(Interface dataset entries)
··········

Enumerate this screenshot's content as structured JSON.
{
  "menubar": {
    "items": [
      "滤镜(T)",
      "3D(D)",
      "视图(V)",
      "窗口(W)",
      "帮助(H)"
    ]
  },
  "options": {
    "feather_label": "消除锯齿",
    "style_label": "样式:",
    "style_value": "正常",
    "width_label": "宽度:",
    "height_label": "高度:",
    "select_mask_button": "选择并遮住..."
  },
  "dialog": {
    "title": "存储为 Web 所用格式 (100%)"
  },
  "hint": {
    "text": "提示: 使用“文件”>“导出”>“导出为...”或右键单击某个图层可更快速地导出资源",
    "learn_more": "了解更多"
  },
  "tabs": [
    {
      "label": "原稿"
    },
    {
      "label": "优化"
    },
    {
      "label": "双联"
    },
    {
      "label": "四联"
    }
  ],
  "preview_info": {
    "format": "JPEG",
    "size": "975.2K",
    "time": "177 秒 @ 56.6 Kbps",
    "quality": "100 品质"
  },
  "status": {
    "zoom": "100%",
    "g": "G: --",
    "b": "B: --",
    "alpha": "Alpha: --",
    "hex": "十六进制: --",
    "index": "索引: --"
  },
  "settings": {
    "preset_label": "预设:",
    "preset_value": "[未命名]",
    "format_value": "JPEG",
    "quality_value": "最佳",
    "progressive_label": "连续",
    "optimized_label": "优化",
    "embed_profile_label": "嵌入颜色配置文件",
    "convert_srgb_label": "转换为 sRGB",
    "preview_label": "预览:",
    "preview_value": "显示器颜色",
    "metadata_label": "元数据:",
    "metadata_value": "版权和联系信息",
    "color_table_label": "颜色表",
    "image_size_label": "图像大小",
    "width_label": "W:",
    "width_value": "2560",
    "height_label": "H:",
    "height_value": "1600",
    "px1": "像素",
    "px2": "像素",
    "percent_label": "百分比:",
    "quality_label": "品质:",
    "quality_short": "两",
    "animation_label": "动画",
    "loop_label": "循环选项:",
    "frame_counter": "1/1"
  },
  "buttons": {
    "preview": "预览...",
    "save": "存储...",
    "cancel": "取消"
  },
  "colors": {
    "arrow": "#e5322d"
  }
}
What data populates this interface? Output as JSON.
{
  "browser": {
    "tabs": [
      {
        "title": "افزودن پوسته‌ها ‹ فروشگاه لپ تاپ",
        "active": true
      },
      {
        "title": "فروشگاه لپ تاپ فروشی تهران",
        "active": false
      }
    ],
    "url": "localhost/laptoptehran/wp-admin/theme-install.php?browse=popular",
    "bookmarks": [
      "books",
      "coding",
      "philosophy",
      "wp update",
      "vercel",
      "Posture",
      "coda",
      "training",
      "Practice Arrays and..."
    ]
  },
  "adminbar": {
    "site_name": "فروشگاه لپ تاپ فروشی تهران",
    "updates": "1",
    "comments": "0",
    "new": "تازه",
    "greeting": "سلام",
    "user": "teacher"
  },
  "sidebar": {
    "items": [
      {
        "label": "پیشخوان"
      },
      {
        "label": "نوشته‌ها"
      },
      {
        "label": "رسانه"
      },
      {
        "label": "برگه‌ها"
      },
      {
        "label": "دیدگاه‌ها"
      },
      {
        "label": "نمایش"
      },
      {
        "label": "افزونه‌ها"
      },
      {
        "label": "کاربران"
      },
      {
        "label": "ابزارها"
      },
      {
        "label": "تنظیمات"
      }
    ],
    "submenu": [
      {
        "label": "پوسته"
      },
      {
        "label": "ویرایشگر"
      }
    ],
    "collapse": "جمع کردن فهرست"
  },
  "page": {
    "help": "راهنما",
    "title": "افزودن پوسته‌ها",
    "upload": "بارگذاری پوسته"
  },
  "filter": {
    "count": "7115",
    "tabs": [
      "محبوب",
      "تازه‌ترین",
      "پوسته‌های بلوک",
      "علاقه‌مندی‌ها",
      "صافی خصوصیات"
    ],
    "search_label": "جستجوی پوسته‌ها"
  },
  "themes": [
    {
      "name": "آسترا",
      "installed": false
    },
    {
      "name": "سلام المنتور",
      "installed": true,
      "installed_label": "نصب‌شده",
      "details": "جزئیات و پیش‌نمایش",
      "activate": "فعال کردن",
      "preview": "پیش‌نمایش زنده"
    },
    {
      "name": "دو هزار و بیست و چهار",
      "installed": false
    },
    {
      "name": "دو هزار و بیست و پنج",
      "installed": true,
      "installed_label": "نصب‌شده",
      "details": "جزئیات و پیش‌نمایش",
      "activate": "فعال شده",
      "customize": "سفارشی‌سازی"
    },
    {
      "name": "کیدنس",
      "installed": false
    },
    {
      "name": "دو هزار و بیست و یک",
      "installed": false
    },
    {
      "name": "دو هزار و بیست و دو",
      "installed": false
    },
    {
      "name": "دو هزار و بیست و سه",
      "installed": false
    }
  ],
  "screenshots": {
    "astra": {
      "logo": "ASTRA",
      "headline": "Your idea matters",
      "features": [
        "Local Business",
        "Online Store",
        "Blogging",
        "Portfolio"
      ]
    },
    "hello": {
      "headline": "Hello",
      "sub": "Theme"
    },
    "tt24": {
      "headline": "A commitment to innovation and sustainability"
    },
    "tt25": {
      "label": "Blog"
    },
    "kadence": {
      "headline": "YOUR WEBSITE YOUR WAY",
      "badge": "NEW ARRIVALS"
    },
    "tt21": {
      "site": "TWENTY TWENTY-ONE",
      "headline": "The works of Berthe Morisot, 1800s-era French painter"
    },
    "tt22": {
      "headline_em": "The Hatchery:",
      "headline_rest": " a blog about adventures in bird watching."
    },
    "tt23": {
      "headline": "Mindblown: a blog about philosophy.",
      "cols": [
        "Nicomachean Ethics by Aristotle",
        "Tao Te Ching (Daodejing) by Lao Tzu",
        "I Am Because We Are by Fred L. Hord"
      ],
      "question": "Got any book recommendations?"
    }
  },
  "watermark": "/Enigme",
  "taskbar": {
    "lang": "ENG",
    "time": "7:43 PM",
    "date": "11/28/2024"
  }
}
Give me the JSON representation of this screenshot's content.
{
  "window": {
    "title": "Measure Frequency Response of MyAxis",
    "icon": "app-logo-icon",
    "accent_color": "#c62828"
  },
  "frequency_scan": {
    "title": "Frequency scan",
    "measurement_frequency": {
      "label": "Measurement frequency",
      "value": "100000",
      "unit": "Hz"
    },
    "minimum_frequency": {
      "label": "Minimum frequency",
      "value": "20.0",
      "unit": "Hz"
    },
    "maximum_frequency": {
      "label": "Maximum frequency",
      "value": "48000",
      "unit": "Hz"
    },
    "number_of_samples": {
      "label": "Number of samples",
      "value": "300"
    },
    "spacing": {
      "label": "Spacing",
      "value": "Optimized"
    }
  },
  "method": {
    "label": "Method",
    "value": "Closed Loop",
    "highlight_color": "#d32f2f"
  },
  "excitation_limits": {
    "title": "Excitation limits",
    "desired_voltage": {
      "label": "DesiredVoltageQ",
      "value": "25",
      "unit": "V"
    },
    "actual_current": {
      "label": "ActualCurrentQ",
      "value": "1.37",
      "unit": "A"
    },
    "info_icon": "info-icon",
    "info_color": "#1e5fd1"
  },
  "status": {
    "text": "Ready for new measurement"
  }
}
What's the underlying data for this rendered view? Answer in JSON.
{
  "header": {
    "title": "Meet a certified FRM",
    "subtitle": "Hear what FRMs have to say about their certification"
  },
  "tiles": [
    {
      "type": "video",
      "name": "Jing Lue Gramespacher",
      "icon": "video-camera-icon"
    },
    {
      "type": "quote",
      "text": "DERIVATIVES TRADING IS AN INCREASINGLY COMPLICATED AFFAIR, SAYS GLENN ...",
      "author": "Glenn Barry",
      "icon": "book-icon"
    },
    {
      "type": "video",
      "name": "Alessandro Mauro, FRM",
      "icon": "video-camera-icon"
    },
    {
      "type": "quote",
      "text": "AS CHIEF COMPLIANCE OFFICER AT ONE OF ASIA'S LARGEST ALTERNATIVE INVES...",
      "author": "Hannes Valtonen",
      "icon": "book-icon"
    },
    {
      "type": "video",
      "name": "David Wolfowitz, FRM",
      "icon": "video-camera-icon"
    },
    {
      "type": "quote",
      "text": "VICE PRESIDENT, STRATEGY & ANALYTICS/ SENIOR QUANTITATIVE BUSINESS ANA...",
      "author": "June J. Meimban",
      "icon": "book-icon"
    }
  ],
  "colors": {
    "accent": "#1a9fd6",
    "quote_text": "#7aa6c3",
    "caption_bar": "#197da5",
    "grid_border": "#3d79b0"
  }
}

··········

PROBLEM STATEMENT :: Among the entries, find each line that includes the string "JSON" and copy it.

RESULT FOR THIS EXERCISE ::
Enumerate this screenshot's content as structured JSON.
What data populates this interface? Output as JSON.
Give me the JSON representation of this screenshot's content.
What's the underlying data for this rendered view? Answer in JSON.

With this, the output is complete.